=== PROMPT ===
Your answer should consist of the lines in the listing that hold "icon".

# # #

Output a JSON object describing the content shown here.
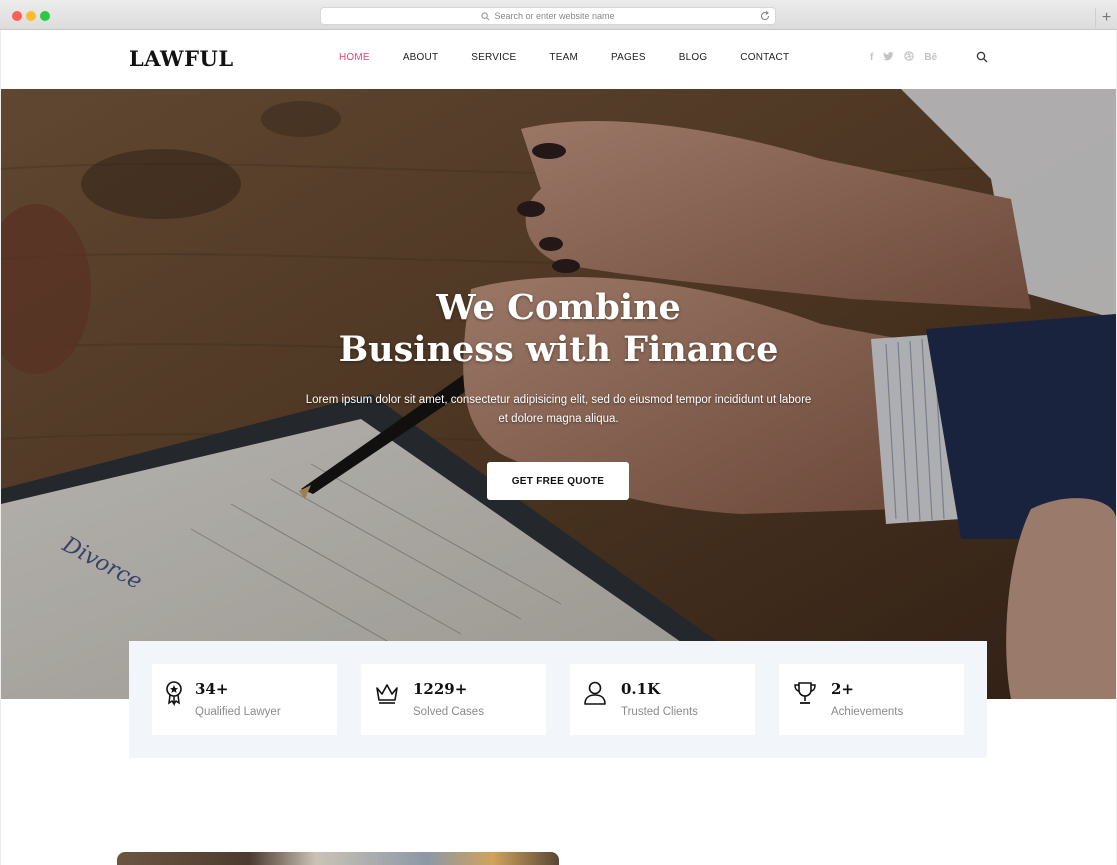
{
  "browser": {
    "url_placeholder": "Search or enter website name",
    "new_tab_label": "+"
  },
  "nav": {
    "logo": "LAWFUL",
    "items": [
      {
        "label": "HOME",
        "active": true
      },
      {
        "label": "ABOUT"
      },
      {
        "label": "SERVICE"
      },
      {
        "label": "TEAM"
      },
      {
        "label": "PAGES"
      },
      {
        "label": "BLOG"
      },
      {
        "label": "CONTACT"
      }
    ],
    "socials": [
      {
        "icon": "facebook-icon",
        "glyph": "f"
      },
      {
        "icon": "twitter-icon",
        "glyph": "🐦"
      },
      {
        "icon": "dribbble-icon",
        "glyph": "◎"
      },
      {
        "icon": "behance-icon",
        "glyph": "Bē"
      }
    ],
    "accent_color": "#e8407a"
  },
  "hero": {
    "title_line1": "We Combine",
    "title_line2": "Business with Finance",
    "description": "Lorem ipsum dolor sit amet, consectetur adipisicing elit, sed do eiusmod tempor incididunt ut labore et dolore magna aliqua.",
    "cta_label": "GET FREE QUOTE"
  },
  "stats": [
    {
      "icon": "award-icon",
      "value": "34+",
      "label": "Qualified Lawyer"
    },
    {
      "icon": "crown-icon",
      "value": "1229+",
      "label": "Solved Cases"
    },
    {
      "icon": "user-icon",
      "value": "0.1K",
      "label": "Trusted Clients"
    },
    {
      "icon": "trophy-icon",
      "value": "2+",
      "label": "Achievements"
    }
  ]
}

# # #

=== REPLY TO THE TASK ===
        "icon": "facebook-icon",
        "icon": "twitter-icon",
        "icon": "dribbble-icon",
        "icon": "behance-icon",
      "icon": "award-icon",
      "icon": "crown-icon",
      "icon": "user-icon",
      "icon": "trophy-icon",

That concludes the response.